... a mass of rules and made who-knows-what secrets out of them, that nobody understands, unless he is a great connoisseur of music. All these result in saying that the poet must be a slave to the composer, and must not think or say what he wants, but write so that the musician can let his caprices be heard right well.20
When he hints at the foolish adoration of the librettist for the composer, probably referring to Henrici, the adored composer can be no one but Bach. And no other musician wrote in such style that:
By an extravagantly wasteful musical art the work of poetry becomes invisible, or so hidden that it is not discernible. . . . This happens mainly when through countless repetitions of a line, half-hours are spent; when single words are so dragged out and expanded that the singer has to breathe ten times, and cannot be understood by his audience for the endless trills.21
After this tirade he then gives considerable praise to Handel, Graun, and Hasse, but never even mentions Bach. Clearly he had no love for Bach’s art. He praises the “Critische Musikus” of Hamburg (Mattheson), who had given such “reasonable rules” for vocal writing22 and who we remember criticized Bach for the “unreasonable” repetition of “Ich, Ich, Icia” in Cantata 21, “Ich hatte viel Bekummerniss” (I Had Much Sorrow).
Reason and nature shape the musical esthetics of Gottsched, Scheibe, and Mattheson, and also form the typical criteria in Boileau’s judgment of “good taste.” The new esthetics of rationality actually reached Mattheson from France and England (he was connected with the English legation), more from reading Newton, Locke, and French writers than from his compatriot Wolff. And despite these influences Mattheson adhered to the formal religion of the Lutheran church. Others of the new movement, whose musical ideas must have reached Bach’s ears more and more frequently, were not so orthodox in their faith and adopted more of Wolff’s philosophy.

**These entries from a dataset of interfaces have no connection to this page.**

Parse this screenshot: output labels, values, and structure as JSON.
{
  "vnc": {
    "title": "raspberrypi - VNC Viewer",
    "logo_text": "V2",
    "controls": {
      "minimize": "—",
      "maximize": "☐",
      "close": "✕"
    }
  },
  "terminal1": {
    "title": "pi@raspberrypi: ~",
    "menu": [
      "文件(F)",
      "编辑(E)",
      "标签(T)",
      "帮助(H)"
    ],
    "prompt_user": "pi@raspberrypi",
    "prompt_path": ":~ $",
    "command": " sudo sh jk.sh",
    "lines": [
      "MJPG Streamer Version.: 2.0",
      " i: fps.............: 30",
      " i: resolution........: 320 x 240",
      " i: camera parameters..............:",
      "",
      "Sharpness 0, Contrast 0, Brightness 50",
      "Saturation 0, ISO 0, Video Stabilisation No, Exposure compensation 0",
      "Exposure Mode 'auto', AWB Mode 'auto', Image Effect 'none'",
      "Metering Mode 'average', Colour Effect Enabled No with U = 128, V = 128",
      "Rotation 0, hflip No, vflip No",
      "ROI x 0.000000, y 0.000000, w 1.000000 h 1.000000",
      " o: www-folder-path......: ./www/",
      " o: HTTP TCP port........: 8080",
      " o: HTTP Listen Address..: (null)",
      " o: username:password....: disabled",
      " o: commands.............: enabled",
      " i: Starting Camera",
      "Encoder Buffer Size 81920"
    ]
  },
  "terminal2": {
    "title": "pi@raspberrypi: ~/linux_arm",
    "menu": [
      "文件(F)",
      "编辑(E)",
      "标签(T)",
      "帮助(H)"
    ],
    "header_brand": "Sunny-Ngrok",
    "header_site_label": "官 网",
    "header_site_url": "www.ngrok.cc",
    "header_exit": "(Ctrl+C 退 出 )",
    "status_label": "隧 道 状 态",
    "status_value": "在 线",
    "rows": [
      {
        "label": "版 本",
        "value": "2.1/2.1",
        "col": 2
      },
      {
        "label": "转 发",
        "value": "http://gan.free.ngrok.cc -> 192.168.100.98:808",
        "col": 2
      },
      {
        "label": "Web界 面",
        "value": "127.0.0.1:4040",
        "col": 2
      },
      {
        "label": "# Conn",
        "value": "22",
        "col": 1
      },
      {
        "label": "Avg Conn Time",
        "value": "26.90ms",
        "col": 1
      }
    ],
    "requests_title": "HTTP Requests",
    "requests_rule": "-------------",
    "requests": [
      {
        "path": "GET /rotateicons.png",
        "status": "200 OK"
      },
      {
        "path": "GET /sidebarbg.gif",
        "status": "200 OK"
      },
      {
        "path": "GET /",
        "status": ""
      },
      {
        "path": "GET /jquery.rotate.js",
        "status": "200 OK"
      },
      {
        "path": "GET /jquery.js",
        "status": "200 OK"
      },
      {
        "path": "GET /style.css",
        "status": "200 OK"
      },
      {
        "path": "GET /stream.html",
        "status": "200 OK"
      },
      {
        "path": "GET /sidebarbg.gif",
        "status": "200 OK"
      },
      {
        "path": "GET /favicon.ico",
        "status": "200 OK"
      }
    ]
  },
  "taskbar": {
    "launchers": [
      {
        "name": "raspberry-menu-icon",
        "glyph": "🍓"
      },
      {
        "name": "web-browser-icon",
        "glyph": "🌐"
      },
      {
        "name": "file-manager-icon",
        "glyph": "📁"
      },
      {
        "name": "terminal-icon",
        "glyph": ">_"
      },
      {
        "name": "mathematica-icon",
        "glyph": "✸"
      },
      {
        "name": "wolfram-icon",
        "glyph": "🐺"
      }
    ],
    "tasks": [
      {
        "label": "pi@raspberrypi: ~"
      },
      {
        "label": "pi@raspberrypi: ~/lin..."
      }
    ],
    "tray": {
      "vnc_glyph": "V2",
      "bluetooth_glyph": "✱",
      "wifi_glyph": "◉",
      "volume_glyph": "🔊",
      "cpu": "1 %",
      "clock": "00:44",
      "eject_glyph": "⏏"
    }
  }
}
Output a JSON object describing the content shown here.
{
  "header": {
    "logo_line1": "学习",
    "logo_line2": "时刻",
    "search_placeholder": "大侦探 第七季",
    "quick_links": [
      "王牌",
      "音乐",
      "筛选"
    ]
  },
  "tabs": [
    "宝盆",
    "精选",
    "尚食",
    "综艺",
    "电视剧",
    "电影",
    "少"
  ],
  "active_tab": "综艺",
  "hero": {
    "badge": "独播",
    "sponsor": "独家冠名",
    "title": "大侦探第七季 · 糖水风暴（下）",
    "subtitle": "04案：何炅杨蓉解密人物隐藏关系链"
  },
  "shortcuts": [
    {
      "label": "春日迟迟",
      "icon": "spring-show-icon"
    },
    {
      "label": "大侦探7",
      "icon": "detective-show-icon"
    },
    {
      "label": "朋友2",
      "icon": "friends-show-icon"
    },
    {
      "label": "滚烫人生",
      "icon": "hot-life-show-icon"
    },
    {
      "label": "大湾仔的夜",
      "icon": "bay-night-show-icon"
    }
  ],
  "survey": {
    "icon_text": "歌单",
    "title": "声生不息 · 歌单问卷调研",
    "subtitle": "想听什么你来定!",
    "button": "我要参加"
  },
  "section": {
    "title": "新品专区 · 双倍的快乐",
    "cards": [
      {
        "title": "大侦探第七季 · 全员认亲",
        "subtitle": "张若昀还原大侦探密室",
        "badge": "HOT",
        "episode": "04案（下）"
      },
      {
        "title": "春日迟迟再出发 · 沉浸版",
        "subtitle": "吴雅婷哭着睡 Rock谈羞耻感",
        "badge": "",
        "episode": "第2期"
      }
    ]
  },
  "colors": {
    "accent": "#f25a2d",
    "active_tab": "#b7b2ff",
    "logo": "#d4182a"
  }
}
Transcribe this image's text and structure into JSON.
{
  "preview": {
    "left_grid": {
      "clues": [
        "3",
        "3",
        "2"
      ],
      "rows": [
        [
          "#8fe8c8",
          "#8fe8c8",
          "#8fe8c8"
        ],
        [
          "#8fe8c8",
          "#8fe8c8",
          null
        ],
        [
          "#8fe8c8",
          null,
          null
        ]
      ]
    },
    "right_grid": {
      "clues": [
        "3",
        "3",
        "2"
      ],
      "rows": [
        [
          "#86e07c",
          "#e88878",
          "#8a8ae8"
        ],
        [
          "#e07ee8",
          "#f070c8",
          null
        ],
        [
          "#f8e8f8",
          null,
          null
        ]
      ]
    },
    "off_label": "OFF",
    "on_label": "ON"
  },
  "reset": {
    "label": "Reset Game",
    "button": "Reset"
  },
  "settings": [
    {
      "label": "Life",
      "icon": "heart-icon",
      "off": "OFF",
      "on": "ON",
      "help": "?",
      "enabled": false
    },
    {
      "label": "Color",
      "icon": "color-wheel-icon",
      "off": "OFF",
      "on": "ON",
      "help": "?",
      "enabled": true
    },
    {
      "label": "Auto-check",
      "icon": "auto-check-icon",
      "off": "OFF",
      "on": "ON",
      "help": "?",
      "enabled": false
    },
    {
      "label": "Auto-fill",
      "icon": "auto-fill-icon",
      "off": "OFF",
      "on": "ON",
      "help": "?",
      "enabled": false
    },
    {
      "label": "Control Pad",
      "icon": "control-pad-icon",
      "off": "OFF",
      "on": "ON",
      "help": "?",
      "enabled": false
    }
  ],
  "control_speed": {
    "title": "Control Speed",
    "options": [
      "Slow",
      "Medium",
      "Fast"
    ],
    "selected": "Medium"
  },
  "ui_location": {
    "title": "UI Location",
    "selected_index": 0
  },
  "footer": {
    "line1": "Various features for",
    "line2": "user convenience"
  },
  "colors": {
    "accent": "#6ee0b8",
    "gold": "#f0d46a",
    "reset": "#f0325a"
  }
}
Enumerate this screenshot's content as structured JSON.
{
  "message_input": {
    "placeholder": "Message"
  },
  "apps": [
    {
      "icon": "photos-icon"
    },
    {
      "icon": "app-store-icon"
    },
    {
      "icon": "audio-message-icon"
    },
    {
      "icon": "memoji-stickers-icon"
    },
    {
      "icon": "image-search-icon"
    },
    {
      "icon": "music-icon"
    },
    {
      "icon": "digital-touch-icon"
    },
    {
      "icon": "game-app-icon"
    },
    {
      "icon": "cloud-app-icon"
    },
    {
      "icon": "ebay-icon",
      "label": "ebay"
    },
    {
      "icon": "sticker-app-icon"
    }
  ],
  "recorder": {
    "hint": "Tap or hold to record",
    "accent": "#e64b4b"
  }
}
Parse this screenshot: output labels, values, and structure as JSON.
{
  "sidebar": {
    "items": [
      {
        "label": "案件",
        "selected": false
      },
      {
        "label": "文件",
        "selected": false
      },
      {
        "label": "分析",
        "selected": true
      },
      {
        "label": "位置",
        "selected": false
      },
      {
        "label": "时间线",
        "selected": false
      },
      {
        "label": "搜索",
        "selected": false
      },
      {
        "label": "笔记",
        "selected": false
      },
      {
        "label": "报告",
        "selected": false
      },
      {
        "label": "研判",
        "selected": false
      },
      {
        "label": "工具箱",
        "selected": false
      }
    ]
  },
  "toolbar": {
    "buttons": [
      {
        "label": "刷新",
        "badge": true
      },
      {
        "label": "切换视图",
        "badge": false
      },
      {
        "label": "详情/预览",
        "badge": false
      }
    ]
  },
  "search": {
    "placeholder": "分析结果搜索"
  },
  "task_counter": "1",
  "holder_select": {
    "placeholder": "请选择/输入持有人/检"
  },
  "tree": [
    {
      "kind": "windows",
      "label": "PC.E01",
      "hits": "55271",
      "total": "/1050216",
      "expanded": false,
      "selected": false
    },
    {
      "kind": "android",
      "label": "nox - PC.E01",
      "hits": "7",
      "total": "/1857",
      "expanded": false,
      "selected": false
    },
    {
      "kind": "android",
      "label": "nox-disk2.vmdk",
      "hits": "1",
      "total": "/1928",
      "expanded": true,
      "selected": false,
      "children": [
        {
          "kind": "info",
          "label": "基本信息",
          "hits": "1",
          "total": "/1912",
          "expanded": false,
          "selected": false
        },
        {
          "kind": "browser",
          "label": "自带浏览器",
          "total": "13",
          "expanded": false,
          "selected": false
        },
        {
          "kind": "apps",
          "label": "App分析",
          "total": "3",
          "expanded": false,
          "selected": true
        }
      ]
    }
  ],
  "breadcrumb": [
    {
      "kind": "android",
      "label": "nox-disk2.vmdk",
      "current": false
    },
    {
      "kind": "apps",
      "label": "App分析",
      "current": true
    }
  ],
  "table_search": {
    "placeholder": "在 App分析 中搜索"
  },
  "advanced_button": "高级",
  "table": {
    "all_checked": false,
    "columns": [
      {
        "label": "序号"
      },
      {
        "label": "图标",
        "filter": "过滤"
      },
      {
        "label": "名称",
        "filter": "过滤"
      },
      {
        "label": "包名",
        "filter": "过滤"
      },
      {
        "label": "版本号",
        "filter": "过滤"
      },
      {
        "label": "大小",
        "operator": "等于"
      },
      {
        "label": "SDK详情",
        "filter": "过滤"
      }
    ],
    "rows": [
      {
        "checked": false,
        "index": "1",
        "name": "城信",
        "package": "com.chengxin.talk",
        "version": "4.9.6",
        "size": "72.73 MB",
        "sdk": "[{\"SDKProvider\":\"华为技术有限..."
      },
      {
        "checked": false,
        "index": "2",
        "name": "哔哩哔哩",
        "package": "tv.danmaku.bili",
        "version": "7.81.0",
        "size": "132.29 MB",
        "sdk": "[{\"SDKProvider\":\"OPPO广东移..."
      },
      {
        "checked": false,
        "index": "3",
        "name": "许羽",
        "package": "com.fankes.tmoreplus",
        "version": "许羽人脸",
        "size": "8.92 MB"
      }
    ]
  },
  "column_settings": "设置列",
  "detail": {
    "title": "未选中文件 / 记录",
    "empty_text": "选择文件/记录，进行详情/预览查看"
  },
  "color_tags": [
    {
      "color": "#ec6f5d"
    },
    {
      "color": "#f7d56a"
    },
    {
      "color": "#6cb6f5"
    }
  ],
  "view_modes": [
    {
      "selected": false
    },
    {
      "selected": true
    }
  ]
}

Bach met the damaging incursions into his art by these enlightened estheticians with serene composure. He avoided theoretical discussions with them. Although famous musicians were welcome and frequent guests in his home, their conversations must not have centered on the new musical esthetics. Bach took to battle only when the domain of his church music was.invaded by irreverent intruders. Then his defense was stubborn, methodical, and implacable. Art was the manifestation of truth and ultimate reality, and needed no polemics. Musical creation merged into one with the act of faith.